SOURCE DATA:
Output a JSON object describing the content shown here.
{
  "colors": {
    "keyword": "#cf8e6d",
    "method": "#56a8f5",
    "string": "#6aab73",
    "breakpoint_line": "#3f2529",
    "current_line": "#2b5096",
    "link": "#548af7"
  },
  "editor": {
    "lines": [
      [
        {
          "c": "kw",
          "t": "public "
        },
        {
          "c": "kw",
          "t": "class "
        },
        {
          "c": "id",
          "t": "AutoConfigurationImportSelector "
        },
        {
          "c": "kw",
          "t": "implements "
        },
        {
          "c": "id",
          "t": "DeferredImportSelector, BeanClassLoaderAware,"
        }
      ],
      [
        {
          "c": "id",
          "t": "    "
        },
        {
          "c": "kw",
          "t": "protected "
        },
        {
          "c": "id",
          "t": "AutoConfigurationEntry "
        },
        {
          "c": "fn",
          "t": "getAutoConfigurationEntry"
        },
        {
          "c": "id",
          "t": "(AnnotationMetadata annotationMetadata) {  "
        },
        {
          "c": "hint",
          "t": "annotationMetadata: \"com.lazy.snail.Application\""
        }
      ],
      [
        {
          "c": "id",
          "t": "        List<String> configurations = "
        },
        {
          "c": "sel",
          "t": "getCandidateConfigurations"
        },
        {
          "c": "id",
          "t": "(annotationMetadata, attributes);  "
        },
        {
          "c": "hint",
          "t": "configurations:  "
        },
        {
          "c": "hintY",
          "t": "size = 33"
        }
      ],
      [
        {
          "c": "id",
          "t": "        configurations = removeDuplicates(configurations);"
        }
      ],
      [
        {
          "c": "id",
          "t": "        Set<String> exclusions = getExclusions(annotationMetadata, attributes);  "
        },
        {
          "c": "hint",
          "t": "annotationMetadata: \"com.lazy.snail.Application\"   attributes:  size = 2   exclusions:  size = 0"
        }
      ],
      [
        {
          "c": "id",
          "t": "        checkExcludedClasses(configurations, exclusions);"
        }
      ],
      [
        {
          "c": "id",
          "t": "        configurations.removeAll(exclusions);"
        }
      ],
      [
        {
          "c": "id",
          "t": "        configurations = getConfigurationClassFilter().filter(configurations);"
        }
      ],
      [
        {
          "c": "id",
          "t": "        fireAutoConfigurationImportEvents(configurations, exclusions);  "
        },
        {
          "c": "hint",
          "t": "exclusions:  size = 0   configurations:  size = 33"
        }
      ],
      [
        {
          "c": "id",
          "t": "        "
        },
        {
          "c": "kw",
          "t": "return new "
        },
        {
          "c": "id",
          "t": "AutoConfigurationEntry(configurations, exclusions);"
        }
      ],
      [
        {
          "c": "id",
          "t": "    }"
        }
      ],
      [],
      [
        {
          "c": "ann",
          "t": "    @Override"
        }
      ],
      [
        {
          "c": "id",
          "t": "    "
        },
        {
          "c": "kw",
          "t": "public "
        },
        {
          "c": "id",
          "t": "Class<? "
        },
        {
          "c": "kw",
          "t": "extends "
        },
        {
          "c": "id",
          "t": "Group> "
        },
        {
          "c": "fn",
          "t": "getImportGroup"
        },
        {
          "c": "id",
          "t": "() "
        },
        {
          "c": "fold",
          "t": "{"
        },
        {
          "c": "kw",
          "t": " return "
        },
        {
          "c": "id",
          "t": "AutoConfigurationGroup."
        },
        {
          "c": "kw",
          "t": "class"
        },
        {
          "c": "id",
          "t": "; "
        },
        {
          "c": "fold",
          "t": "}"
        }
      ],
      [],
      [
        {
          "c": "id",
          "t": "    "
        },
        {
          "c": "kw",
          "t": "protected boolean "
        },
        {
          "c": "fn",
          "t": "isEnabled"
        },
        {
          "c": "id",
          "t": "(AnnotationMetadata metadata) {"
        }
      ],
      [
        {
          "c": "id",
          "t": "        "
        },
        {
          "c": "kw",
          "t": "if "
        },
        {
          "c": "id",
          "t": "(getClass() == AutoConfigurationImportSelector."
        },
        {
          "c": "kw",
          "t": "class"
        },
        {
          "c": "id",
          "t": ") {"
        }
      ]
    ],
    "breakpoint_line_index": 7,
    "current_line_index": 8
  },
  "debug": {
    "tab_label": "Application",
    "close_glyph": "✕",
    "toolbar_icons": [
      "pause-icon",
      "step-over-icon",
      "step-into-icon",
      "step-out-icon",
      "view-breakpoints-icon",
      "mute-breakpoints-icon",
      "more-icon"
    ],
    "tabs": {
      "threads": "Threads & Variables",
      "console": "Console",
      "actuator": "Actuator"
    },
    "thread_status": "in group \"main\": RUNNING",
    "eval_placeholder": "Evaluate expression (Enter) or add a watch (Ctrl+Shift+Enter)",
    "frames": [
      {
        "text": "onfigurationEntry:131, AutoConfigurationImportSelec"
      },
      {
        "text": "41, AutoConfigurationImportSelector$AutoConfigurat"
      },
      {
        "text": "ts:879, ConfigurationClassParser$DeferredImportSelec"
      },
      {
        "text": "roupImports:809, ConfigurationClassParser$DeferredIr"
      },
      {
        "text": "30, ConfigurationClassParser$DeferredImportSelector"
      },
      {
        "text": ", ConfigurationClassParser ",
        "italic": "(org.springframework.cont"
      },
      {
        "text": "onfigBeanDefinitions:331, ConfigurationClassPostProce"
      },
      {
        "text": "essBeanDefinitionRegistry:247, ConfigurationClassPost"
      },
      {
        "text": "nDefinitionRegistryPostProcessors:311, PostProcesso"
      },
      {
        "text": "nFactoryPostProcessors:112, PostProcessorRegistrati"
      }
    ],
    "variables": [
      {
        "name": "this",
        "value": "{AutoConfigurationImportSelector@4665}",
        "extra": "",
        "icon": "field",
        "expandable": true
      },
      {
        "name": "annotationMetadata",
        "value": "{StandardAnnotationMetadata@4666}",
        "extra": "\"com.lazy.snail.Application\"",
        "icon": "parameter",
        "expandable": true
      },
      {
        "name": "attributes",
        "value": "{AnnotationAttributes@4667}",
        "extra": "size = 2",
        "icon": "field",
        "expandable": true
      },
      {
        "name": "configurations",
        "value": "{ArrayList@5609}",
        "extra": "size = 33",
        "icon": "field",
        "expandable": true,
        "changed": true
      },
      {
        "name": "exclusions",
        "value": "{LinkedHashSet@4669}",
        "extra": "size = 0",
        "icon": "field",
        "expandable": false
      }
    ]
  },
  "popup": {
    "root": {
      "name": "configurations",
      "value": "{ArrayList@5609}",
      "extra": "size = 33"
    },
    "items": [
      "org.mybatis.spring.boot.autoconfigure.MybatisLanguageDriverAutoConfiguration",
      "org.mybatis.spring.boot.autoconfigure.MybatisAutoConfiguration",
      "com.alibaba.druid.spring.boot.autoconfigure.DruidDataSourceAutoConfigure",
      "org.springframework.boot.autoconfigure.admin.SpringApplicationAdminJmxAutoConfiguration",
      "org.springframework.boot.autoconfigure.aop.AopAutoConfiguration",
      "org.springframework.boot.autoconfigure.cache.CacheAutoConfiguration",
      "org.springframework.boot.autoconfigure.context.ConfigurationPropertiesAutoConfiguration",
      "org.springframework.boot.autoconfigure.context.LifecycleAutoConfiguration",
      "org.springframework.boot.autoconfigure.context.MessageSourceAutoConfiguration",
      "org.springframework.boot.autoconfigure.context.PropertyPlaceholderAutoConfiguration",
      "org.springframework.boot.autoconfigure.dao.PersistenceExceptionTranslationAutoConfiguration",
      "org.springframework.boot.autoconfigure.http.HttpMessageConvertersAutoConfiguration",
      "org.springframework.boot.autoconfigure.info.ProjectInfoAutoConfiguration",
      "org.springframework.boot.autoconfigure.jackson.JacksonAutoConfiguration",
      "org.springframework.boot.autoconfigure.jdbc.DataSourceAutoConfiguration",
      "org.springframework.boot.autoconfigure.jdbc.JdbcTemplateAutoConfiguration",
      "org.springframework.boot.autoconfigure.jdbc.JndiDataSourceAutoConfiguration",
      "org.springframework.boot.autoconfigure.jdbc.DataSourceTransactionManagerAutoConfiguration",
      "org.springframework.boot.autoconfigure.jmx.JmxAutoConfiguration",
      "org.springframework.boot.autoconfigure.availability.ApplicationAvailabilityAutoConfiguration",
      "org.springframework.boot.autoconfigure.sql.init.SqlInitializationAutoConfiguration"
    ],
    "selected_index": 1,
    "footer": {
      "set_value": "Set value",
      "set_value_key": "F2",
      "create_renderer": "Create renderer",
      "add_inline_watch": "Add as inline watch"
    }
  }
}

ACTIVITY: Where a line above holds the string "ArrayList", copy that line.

OUTPUT FOR THIS EXERCISE:
        "value": "{ArrayList@5609}",
      "value": "{ArrayList@5609}",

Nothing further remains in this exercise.